Epidemics are powerful agents of change

Is it true that some clouds have silver linings? When it comes to epidemics, the answer is yes. With a few notable exceptions, epidemic infectious diseases, even as they caused suffering and death, have enhanced government’s ability to control future outbreaks and protect the public’s health.

The traditional examples of positive and long-term public health responses are yellow fever and cholera. These two diseases brought intermittent terror and death to U.S. cities in the 18th and 19th centuries. They also successfully stirred cities to spend money for needed, yet expensive, projects to tame the unsanitary urban environment, which was thought to cause disease, such as sewerage and water-supply systems and garbage disposal works. Without the high degree of fear engendered by the sudden onset of epidemics (as opposed to endemic diseases such as tuberculosis), lethargic city governments would never have spent such large sums of money on projects of such magnitude. Epidemics also increased the power of public officials to control infectious diseases by allowing them to forcibly place patients deemed dangerous to the public health in isolation hospitals. It took the shock of epidemics to force the changes.

This power was not always used positively. During a smallpox epidemic in Milwaukee in 1894, for example, health officials forcibly seized children from their mothers’ arms in the immigrant sections of the city while allowing middle-class, native-born families to harbor their sick children in their own homes. 

Coercion under such unfair conditions led to month-long rioting in the streets and the impeachment of the health commissioner. A confluence of ethnic-group mutual mistrust and political party competition building on this mistrust led to the diminution of health department powers and budgets that lasted for years.

In 1947, when smallpox threatened New York, the health commissioner embarked on a public information campaign that combined isolation of cases with free vaccination for all New Yorkers. Frequent and honest multilingual messaging and equity in vaccine distribution, with help from the U.S. Public Health Service, led to public trust and a just and effective intervention. People waited patiently in long lines that wound around city streets, and within weeks, 6,350,000 city residents were vaccinated and the epidemic averted. 

The history of epidemics teaches us two important lessons. First, because epidemics elicit fear and focus the public’s mind, they can energize government actions. But second, those governmental actions can elicit ethnic, class, and racial strife as “others” are identified as carriers of infection, as in the Milwaukee example or when gays and Haitians were blamed for HIV/AIDS. A movement to promote public health benefit must take advantage of the first lesson and address the second. Fairness and public trust, as the New York smallpox example demonstrates, are the indispensable conditions for developing robust public health institutions.

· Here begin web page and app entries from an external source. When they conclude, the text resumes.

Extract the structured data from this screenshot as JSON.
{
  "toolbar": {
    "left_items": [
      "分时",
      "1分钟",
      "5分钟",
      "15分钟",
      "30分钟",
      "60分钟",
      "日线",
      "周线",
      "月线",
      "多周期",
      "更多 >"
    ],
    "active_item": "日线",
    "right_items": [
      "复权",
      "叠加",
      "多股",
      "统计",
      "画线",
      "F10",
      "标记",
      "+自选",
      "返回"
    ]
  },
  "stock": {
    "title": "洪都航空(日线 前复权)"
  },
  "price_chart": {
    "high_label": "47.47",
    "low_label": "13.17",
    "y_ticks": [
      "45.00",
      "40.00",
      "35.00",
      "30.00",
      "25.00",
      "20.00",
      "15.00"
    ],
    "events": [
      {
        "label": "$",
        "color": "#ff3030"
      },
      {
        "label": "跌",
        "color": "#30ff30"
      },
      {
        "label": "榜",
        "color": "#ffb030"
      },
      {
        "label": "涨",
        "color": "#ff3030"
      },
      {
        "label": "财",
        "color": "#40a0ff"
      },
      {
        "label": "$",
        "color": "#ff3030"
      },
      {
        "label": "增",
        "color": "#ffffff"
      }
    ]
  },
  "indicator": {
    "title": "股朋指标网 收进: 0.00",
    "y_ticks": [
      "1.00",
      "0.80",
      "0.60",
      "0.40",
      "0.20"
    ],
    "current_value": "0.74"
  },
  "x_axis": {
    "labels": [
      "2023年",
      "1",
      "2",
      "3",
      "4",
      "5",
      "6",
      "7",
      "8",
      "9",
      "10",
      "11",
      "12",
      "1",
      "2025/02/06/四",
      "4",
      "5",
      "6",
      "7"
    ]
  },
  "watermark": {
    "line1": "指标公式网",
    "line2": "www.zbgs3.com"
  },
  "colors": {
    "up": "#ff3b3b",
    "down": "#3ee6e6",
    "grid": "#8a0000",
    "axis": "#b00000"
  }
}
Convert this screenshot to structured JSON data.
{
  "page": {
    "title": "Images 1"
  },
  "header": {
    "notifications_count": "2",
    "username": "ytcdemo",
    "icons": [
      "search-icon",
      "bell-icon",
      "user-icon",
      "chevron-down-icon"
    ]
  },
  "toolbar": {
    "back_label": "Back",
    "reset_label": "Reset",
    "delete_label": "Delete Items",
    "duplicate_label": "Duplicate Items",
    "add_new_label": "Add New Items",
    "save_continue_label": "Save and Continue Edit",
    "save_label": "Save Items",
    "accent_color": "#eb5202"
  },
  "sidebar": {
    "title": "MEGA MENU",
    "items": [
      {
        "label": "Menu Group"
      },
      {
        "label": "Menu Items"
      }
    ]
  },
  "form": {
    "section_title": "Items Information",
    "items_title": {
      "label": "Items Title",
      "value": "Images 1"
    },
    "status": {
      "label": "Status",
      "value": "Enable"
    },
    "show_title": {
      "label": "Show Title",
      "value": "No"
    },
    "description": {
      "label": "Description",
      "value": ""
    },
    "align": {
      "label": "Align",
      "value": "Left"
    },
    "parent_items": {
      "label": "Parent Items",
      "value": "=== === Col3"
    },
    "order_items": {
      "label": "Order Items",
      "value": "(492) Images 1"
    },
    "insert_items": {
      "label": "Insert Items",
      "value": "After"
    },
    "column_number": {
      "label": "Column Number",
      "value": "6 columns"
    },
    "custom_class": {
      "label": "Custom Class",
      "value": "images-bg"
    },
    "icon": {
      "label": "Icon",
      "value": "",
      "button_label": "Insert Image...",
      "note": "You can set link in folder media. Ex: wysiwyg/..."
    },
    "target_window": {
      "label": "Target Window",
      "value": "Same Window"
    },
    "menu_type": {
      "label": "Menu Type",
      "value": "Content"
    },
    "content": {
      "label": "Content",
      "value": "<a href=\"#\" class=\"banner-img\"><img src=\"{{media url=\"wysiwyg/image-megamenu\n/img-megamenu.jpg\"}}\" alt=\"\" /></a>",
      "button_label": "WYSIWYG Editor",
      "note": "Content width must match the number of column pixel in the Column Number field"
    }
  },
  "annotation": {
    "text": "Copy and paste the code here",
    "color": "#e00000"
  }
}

During the past few decades, despite SARS, MERS, and H1N1 scares, our government has neglected public health, forgetting the devastation that epidemics wreaked in the past. COVID-19 has exposed cracks in our public health system that cannot manage disease testing or even provide protective gear for health workers.

As with past outbreaks, the coronavirus epidemic exposes opposing social and political forces. COVID-19 has produced a public health crisis in the United States, which is ripe for positive reform, but it has also produced some of the finger pointing toward Asians that could signal insidious inequities. If historical precedent holds, we have a chance to use this crisis for sweeping changes in public health institutions. We must seize this opportunity to mount a concerted effort to use the public’s fears and the focus generated by them to promote new, fair, and just investments in public health programs. As we work to create robust and equitable public health, we could find a silver lining.